Tiger Keelbacks are highly venomous, but they don’t produce their own toxins. Instead, they ingest and reuse toxins from the toads they eat. Once they eat the toad, they store its toxins in the nuchal glands and use them as a defensive mechanism. That’s one way to ensure you use every part of your prey!
The Tiger Keelback uses its tongue as much as its vision to hunt for prey. This is because it has sensitive receptors that react to chemicals in its prey, leading it directly to its next meal. This ability is why you may have heard that some snakes in South Korea can “smell” with their tongues!
This species is sensitive to colder temperatures and is less likely to run away when the weather is cold. So, be alert of your surroundings in cooler seasons to ensure you don’t run afoul of the Tiger Keelback. In warmer weather, it’s more likely to flee than to try and fight.
#3. Ussuri Mamushi
- Gloydius ussuriensis
Also known as Ussuri Pit Viper or Ussuri Mamushi.
- Adults are 37-64 cm (15-26 in) in length.
- Their coloring is light brown-gray to black with large, dark, elliptical blotches on the back and sides.
- The medium-sized eyes have vertical pupils.
Look for the Ussuri Mamushi near open grassland, forest edges, marshes, and paddy fields. This terrestrial pit viper spends most of its time on the ground. Since it’s nocturnal, your best chance to see one is while it hunts for frogs and mice at night.
However, this is one dangerous snake you probably want to avoid rather than go looking for it. It’s a particularly aggressive species and quick to bite if threatened. Its bites cause excruciating pain, producing internal organ hemorrhages and bleeding at bite sites. Victims typically need a hospital stay of up to a week to recover.

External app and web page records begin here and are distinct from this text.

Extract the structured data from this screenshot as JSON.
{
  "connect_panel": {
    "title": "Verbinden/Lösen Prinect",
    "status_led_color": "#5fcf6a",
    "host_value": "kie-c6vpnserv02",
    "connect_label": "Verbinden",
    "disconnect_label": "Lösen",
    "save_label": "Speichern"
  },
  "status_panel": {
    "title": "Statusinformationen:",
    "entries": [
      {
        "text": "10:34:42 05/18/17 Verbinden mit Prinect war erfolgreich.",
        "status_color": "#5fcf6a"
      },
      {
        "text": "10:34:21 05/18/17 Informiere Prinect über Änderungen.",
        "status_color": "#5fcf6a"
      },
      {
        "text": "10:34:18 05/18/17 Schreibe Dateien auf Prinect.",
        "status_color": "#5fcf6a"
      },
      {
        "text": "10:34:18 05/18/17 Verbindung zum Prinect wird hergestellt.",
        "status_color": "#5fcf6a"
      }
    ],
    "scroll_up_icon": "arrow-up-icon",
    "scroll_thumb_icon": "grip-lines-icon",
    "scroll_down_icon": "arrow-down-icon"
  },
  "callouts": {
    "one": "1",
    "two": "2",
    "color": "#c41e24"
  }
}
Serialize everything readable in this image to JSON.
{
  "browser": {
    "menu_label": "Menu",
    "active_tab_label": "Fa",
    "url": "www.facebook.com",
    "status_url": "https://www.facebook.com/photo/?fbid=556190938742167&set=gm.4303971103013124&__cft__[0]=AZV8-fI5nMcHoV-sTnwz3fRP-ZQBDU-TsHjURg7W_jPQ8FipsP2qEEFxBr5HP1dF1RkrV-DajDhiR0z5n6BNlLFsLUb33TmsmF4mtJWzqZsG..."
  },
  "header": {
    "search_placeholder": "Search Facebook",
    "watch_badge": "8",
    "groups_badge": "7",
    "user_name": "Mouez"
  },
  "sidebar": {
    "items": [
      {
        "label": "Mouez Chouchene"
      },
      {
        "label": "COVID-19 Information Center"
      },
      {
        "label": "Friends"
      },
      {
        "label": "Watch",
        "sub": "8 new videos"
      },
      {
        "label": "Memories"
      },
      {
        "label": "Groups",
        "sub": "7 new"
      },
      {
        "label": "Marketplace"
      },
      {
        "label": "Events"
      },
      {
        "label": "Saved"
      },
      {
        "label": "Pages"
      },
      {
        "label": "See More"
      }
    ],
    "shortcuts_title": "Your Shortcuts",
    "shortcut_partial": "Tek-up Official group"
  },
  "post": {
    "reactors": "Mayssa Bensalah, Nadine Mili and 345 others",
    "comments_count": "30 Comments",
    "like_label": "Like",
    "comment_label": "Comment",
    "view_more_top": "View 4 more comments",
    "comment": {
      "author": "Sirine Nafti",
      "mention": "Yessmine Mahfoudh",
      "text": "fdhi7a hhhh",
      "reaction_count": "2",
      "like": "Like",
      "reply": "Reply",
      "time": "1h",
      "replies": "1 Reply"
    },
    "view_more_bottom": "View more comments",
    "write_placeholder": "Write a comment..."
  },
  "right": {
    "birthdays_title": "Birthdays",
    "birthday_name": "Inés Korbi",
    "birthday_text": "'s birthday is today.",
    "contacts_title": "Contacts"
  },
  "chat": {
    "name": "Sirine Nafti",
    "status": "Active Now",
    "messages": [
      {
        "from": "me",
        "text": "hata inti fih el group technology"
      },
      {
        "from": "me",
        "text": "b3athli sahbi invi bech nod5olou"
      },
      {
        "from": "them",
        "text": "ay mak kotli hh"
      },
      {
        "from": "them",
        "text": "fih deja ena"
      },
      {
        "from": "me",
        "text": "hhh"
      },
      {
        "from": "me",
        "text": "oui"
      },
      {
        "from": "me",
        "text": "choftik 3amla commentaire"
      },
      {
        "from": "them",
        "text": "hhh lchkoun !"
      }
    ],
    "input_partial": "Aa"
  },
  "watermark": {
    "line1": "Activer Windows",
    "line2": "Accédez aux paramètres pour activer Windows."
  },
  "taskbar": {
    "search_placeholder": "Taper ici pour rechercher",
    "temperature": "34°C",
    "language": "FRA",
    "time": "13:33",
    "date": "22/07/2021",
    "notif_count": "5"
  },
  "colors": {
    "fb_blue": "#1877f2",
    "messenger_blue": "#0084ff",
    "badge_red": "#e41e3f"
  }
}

Do you want to learn about other animals in South Korea?
If so, check out these guides!
Which of these snakes have you seen before in South Korea?
Leave a COMMENT below!